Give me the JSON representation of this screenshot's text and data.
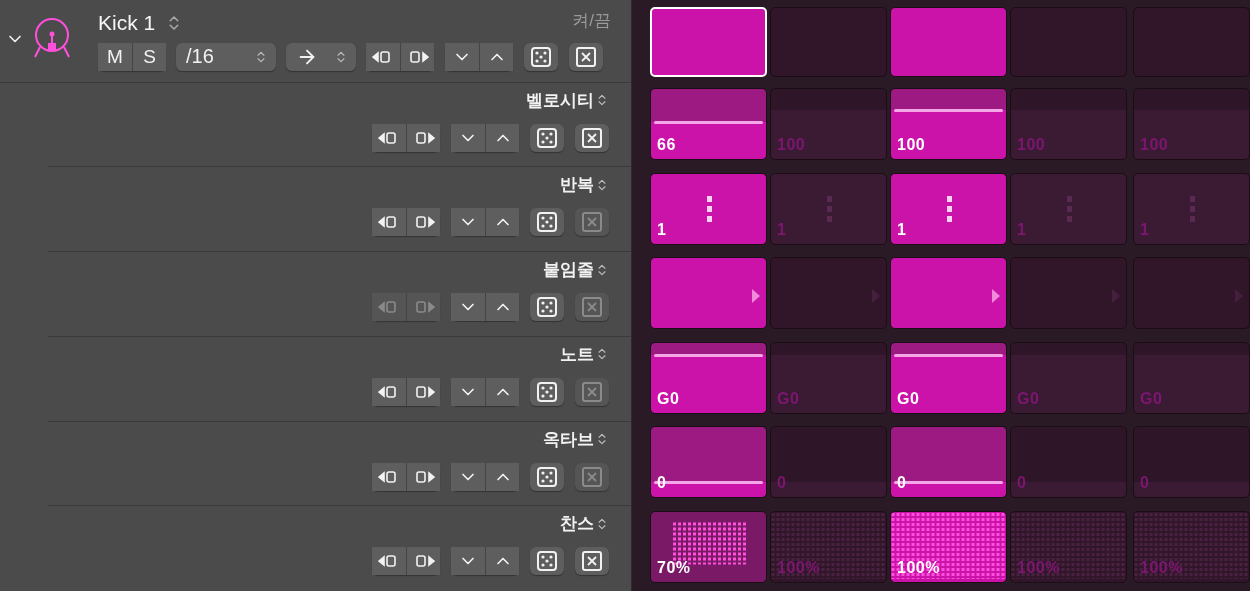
{
  "track": {
    "name": "Kick 1",
    "expanded": true,
    "on_off_label": "켜/끔",
    "mute": "M",
    "solo": "S",
    "rate": "/16",
    "shift_enabled": true,
    "clear_enabled": true
  },
  "steps": [
    {
      "on": true,
      "selected": true
    },
    {
      "on": false,
      "selected": false
    },
    {
      "on": true,
      "selected": false
    },
    {
      "on": false,
      "selected": false
    },
    {
      "on": false,
      "selected": false
    }
  ],
  "rows": [
    {
      "label": "벨로시티",
      "kind": "velocity",
      "shift_enabled": true,
      "clear_enabled": true,
      "cells": [
        {
          "value": "66"
        },
        {
          "value": "100"
        },
        {
          "value": "100"
        },
        {
          "value": "100"
        },
        {
          "value": "100"
        }
      ]
    },
    {
      "label": "반복",
      "kind": "repeat",
      "shift_enabled": true,
      "clear_enabled": false,
      "cells": [
        {
          "value": "1"
        },
        {
          "value": "1"
        },
        {
          "value": "1"
        },
        {
          "value": "1"
        },
        {
          "value": "1"
        }
      ]
    },
    {
      "label": "붙임줄",
      "kind": "tie",
      "shift_enabled": false,
      "clear_enabled": false,
      "cells": [
        {},
        {},
        {},
        {},
        {}
      ]
    },
    {
      "label": "노트",
      "kind": "note",
      "shift_enabled": true,
      "clear_enabled": false,
      "cells": [
        {
          "value": "G0"
        },
        {
          "value": "G0"
        },
        {
          "value": "G0"
        },
        {
          "value": "G0"
        },
        {
          "value": "G0"
        }
      ]
    },
    {
      "label": "옥타브",
      "kind": "octave",
      "shift_enabled": true,
      "clear_enabled": false,
      "cells": [
        {
          "value": "0"
        },
        {
          "value": "0"
        },
        {
          "value": "0"
        },
        {
          "value": "0"
        },
        {
          "value": "0"
        }
      ]
    },
    {
      "label": "찬스",
      "kind": "chance",
      "shift_enabled": true,
      "clear_enabled": true,
      "cells": [
        {
          "value": "70%"
        },
        {
          "value": "100%"
        },
        {
          "value": "100%"
        },
        {
          "value": "100%"
        },
        {
          "value": "100%"
        }
      ]
    }
  ]
}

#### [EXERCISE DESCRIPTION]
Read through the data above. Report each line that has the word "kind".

#### [YOUR SOLUTION]
      "kind": "velocity",
      "kind": "repeat",
      "kind": "tie",
      "kind": "note",
      "kind": "octave",
      "kind": "chance",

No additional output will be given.